CyberKnife offers a life-changing alternative to traditional, invasive surgery.
Imagine you’re 18, headed to college, and you’ve just learned that you have a tumor rapidly growing on two of your lumbar vertebrae – it’s non cancerous, but could be crippling.
That is what Dayna Peters, 18, who lives on the east side of Michigan, learned when she sought care for increasing back pain. She and her mother Karen had many doctor visits and did much research – but the answers were conflicted. Some doctors told them to remove the growth; others said it could not be removed.
At the height of their confusion, Dayna’s aunt heard a commercial about CyberKnife radiosurgery for the treatment of cancerous and non-cancerous tumors – a treatment they had not yet heard of; one that was an hour and a half away from their home.
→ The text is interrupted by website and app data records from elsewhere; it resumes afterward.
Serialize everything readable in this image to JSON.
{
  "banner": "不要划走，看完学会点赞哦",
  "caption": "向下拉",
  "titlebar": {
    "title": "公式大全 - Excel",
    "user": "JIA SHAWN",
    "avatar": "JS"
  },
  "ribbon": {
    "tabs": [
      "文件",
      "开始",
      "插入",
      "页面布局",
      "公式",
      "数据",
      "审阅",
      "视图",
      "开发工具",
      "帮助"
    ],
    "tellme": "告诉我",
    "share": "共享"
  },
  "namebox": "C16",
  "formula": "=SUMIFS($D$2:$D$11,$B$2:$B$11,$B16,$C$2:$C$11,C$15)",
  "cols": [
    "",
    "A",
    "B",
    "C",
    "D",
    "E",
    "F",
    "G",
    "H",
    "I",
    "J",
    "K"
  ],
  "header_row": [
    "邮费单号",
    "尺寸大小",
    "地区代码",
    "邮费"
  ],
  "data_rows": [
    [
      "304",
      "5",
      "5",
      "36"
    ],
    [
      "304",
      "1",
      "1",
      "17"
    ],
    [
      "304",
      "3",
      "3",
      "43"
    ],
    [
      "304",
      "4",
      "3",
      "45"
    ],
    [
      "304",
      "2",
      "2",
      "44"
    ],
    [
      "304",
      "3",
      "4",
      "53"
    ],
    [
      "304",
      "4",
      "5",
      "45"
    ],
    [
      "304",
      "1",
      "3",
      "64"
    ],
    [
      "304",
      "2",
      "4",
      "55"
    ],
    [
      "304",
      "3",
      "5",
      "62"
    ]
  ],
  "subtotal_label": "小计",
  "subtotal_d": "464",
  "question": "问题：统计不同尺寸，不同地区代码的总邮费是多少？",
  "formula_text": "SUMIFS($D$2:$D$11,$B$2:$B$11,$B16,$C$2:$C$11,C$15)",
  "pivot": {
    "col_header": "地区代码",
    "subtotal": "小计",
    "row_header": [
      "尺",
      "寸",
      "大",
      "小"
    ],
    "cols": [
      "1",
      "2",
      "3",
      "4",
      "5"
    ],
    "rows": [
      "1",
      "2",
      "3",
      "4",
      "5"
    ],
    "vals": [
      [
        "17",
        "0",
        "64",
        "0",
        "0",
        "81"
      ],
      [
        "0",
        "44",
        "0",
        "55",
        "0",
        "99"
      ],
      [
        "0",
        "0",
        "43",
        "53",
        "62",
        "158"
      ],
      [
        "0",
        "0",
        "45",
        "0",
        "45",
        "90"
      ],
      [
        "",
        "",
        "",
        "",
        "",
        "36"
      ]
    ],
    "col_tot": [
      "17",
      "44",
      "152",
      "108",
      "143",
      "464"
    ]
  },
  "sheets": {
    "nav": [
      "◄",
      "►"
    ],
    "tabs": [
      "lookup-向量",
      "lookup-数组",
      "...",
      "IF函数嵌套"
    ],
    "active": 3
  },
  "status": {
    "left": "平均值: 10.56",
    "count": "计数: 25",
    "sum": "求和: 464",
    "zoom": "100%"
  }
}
Karen, facing a litany of scary options for her daughter – surgery that could cause permanent leg damage; leaving it alone but risking her becoming crippled – called the CyberKnife Radiosurgery Center at St. Joseph Mercy Ann Arbor and immediately scheduled an appointment. There, they met with CyberKnife nurse navigator, Jennifer Bailey and radiation oncologist, Dr. Walter Sahijdak who answered their many questions.
Feeling encouraged, albeit still skeptical, they called a family meeting. Dayna’s three sisters shared their thoughts and concerns, but at the end of the conversation, they knew this was the best option for Dayna.
Over the course of two weeks, Dayna had five treatments lasting approximately one hour each. She had to lie still and was aided by a cushioned “cocoon” that held her in place while she received the precise radiation treatment – no immobilizing devices that would screw into her body like other radiosurgical treatments.
Dayna experienced a little fatigue and some nausea, but referring to two shoulder surgeries she’d had before, “this was a piece of cake compared to that!” she laughed.
Dayna and Karen were equally impressed with the attention they received from the CyberKnife team. The people who cared for Dayna were the same with each of her treatments. They got to know the team well and Karen was especially thankful for the updates she received during Dayna’s treatments.
“It was just so nice to be able to sit back and know that she was very well taken care of,” Karen said.
Dayna traveled back to St. Joseph Mercy Ann Arbor every three months for follow-up scans; then it was extended to six months, and now she returns only once a year. The good news is the treatment worked – the tumor shrunk slightly, but more importantly, has stopped growing, and her pain is gone.
“I would highly recommend this to anybody who is looking for another option besides surgery – at least make an appointment and come in and speak with the doctors to get more information,” Dayna encouraged.
“We are very grateful. All of the people here were absolutely terrific. You could not have asked for nicer people…”
In fact, they were so grateful that they encouraged another family member to talk to the CyberKnife team at St. Joe’s where he, too, ended up receiving treatment.
“It’s just been a wonderful thing. We are very, very pleased.” Karen concluded.